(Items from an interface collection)
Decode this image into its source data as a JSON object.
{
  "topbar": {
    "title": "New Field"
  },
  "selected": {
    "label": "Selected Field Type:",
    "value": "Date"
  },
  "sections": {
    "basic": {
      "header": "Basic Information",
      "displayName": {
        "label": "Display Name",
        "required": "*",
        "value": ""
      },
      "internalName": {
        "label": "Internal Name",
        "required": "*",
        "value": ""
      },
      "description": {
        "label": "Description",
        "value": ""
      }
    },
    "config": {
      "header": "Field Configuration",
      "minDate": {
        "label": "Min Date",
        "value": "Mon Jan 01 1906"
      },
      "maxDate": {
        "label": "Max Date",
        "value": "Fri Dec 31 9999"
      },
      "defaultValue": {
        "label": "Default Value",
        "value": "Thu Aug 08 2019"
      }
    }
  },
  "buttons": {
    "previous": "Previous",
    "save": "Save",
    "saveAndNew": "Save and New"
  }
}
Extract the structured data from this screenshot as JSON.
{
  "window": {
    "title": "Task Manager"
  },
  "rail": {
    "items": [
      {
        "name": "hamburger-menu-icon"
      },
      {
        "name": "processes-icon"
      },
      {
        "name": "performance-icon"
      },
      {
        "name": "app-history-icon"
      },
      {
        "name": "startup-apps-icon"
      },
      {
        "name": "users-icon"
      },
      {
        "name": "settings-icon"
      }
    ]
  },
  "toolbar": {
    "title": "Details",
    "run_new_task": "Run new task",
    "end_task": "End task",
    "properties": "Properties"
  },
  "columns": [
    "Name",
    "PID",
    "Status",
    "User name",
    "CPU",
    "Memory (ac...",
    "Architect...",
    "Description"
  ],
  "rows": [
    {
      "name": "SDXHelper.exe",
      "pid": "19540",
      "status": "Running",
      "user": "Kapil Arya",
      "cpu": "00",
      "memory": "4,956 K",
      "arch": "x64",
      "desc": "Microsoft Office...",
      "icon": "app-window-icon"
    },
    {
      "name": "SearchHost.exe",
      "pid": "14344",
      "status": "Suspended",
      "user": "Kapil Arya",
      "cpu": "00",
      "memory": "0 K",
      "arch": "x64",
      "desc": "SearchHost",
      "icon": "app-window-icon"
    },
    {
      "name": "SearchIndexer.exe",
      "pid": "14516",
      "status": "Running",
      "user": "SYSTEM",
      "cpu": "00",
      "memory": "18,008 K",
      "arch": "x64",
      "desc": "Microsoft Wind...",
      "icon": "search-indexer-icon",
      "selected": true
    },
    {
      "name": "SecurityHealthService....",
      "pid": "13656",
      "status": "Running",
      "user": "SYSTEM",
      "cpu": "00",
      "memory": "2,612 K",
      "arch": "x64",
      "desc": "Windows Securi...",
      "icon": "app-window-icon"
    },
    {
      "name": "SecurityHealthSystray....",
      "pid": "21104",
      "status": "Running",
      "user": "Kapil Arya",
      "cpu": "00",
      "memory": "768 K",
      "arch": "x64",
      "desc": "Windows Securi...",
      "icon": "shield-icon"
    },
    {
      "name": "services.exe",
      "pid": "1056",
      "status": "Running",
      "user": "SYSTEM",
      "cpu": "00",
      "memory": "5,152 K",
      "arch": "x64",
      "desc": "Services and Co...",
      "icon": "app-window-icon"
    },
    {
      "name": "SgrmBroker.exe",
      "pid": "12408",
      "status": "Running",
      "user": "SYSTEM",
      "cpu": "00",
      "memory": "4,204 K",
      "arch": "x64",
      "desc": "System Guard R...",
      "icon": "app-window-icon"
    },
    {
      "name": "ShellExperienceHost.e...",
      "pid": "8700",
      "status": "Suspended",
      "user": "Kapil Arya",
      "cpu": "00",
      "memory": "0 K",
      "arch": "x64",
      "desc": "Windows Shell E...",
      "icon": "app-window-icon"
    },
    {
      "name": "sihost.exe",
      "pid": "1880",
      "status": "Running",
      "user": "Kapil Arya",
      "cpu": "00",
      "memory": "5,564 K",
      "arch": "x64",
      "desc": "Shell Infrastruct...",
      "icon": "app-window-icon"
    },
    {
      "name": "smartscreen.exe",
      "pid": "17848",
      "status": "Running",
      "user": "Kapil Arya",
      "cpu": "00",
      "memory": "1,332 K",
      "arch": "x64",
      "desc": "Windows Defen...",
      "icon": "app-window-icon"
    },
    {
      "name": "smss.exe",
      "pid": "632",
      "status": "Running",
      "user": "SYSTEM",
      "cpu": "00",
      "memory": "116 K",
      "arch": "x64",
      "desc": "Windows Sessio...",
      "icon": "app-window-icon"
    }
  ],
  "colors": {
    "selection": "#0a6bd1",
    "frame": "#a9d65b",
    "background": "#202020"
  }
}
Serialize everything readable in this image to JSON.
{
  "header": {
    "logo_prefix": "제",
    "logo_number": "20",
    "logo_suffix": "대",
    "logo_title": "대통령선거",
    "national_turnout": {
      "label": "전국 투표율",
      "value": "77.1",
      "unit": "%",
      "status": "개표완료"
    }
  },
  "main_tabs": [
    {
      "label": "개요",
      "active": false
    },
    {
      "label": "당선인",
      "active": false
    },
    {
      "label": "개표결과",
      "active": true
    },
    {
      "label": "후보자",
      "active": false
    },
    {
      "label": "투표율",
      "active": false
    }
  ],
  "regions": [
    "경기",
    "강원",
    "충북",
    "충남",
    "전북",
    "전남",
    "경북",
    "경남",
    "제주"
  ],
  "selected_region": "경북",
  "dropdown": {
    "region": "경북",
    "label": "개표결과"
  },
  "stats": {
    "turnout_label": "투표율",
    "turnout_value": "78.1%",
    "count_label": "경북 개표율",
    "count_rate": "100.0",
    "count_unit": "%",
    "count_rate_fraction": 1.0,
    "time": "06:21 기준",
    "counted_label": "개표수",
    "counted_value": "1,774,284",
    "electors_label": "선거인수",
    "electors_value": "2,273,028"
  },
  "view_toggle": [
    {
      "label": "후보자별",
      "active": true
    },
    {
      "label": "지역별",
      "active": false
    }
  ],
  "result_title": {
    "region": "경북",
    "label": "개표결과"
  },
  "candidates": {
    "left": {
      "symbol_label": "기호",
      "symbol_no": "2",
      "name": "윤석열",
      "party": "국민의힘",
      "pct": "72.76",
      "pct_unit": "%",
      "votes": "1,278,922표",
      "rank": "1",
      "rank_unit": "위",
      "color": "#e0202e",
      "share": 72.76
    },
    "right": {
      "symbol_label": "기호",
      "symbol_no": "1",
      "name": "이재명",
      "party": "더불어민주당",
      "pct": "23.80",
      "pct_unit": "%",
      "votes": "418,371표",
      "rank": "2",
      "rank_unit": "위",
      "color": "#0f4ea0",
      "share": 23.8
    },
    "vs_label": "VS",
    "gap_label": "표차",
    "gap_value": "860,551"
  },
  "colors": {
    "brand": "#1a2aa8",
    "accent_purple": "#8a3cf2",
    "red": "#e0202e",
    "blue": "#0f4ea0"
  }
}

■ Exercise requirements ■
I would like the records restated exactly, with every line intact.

■ Output ■
Decode this image into its source data as a JSON object.
{
  "topbar": {
    "title": "New Field"
  },
  "selected": {
    "label": "Selected Field Type:",
    "value": "Date"
  },
  "sections": {
    "basic": {
      "header": "Basic Information",
      "displayName": {
        "label": "Display Name",
        "required": "*",
        "value": ""
      },
      "internalName": {
        "label": "Internal Name",
        "required": "*",
        "value": ""
      },
      "description": {
        "label": "Description",
        "value": ""
      }
    },
    "config": {
      "header": "Field Configuration",
      "minDate": {
        "label": "Min Date",
        "value": "Mon Jan 01 1906"
      },
      "maxDate": {
        "label": "Max Date",
        "value": "Fri Dec 31 9999"
      },
      "defaultValue": {
        "label": "Default Value",
        "value": "Thu Aug 08 2019"
      }
    }
  },
  "buttons": {
    "previous": "Previous",
    "save": "Save",
    "saveAndNew": "Save and New"
  }
}
Extract the structured data from this screenshot as JSON.
{
  "window": {
    "title": "Task Manager"
  },
  "rail": {
    "items": [
      {
        "name": "hamburger-menu-icon"
      },
      {
        "name": "processes-icon"
      },
      {
        "name": "performance-icon"
      },
      {
        "name": "app-history-icon"
      },
      {
        "name": "startup-apps-icon"
      },
      {
        "name": "users-icon"
      },
      {
        "name": "settings-icon"
      }
    ]
  },
  "toolbar": {
    "title": "Details",
    "run_new_task": "Run new task",
    "end_task": "End task",
    "properties": "Properties"
  },
  "columns": [
    "Name",
    "PID",
    "Status",
    "User name",
    "CPU",
    "Memory (ac...",
    "Architect...",
    "Description"
  ],
  "rows": [
    {
      "name": "SDXHelper.exe",
      "pid": "19540",
      "status": "Running",
      "user": "Kapil Arya",
      "cpu": "00",
      "memory": "4,956 K",
      "arch": "x64",
      "desc": "Microsoft Office...",
      "icon": "app-window-icon"
    },
    {
      "name": "SearchHost.exe",
      "pid": "14344",
      "status": "Suspended",
      "user": "Kapil Arya",
      "cpu": "00",
      "memory": "0 K",
      "arch": "x64",
      "desc": "SearchHost",
      "icon": "app-window-icon"
    },
    {
      "name": "SearchIndexer.exe",
      "pid": "14516",
      "status": "Running",
      "user": "SYSTEM",
      "cpu": "00",
      "memory": "18,008 K",
      "arch": "x64",
      "desc": "Microsoft Wind...",
      "icon": "search-indexer-icon",
      "selected": true
    },
    {
      "name": "SecurityHealthService....",
      "pid": "13656",
      "status": "Running",
      "user": "SYSTEM",
      "cpu": "00",
      "memory": "2,612 K",
      "arch": "x64",
      "desc": "Windows Securi...",
      "icon": "app-window-icon"
    },
    {
      "name": "SecurityHealthSystray....",
      "pid": "21104",
      "status": "Running",
      "user": "Kapil Arya",
      "cpu": "00",
      "memory": "768 K",
      "arch": "x64",
      "desc": "Windows Securi...",
      "icon": "shield-icon"
    },
    {
      "name": "services.exe",
      "pid": "1056",
      "status": "Running",
      "user": "SYSTEM",
      "cpu": "00",
      "memory": "5,152 K",
      "arch": "x64",
      "desc": "Services and Co...",
      "icon": "app-window-icon"
    },
    {
      "name": "SgrmBroker.exe",
      "pid": "12408",
      "status": "Running",
      "user": "SYSTEM",
      "cpu": "00",
      "memory": "4,204 K",
      "arch": "x64",
      "desc": "System Guard R...",
      "icon": "app-window-icon"
    },
    {
      "name": "ShellExperienceHost.e...",
      "pid": "8700",
      "status": "Suspended",
      "user": "Kapil Arya",
      "cpu": "00",
      "memory": "0 K",
      "arch": "x64",
      "desc": "Windows Shell E...",
      "icon": "app-window-icon"
    },
    {
      "name": "sihost.exe",
      "pid": "1880",
      "status": "Running",
      "user": "Kapil Arya",
      "cpu": "00",
      "memory": "5,564 K",
      "arch": "x64",
      "desc": "Shell Infrastruct...",
      "icon": "app-window-icon"
    },
    {
      "name": "smartscreen.exe",
      "pid": "17848",
      "status": "Running",
      "user": "Kapil Arya",
      "cpu": "00",
      "memory": "1,332 K",
      "arch": "x64",
      "desc": "Windows Defen...",
      "icon": "app-window-icon"
    },
    {
      "name": "smss.exe",
      "pid": "632",
      "status": "Running",
      "user": "SYSTEM",
      "cpu": "00",
      "memory": "116 K",
      "arch": "x64",
      "desc": "Windows Sessio...",
      "icon": "app-window-icon"
    }
  ],
  "colors": {
    "selection": "#0a6bd1",
    "frame": "#a9d65b",
    "background": "#202020"
  }
}
Serialize everything readable in this image to JSON.
{
  "header": {
    "logo_prefix": "제",
    "logo_number": "20",
    "logo_suffix": "대",
    "logo_title": "대통령선거",
    "national_turnout": {
      "label": "전국 투표율",
      "value": "77.1",
      "unit": "%",
      "status": "개표완료"
    }
  },
  "main_tabs": [
    {
      "label": "개요",
      "active": false
    },
    {
      "label": "당선인",
      "active": false
    },
    {
      "label": "개표결과",
      "active": true
    },
    {
      "label": "후보자",
      "active": false
    },
    {
      "label": "투표율",
      "active": false
    }
  ],
  "regions": [
    "경기",
    "강원",
    "충북",
    "충남",
    "전북",
    "전남",
    "경북",
    "경남",
    "제주"
  ],
  "selected_region": "경북",
  "dropdown": {
    "region": "경북",
    "label": "개표결과"
  },
  "stats": {
    "turnout_label": "투표율",
    "turnout_value": "78.1%",
    "count_label": "경북 개표율",
    "count_rate": "100.0",
    "count_unit": "%",
    "count_rate_fraction": 1.0,
    "time": "06:21 기준",
    "counted_label": "개표수",
    "counted_value": "1,774,284",
    "electors_label": "선거인수",
    "electors_value": "2,273,028"
  },
  "view_toggle": [
    {
      "label": "후보자별",
      "active": true
    },
    {
      "label": "지역별",
      "active": false
    }
  ],
  "result_title": {
    "region": "경북",
    "label": "개표결과"
  },
  "candidates": {
    "left": {
      "symbol_label": "기호",
      "symbol_no": "2",
      "name": "윤석열",
      "party": "국민의힘",
      "pct": "72.76",
      "pct_unit": "%",
      "votes": "1,278,922표",
      "rank": "1",
      "rank_unit": "위",
      "color": "#e0202e",
      "share": 72.76
    },
    "right": {
      "symbol_label": "기호",
      "symbol_no": "1",
      "name": "이재명",
      "party": "더불어민주당",
      "pct": "23.80",
      "pct_unit": "%",
      "votes": "418,371표",
      "rank": "2",
      "rank_unit": "위",
      "color": "#0f4ea0",
      "share": 23.8
    },
    "vs_label": "VS",
    "gap_label": "표차",
    "gap_value": "860,551"
  },
  "colors": {
    "brand": "#1a2aa8",
    "accent_purple": "#8a3cf2",
    "red": "#e0202e",
    "blue": "#0f4ea0"
  }
}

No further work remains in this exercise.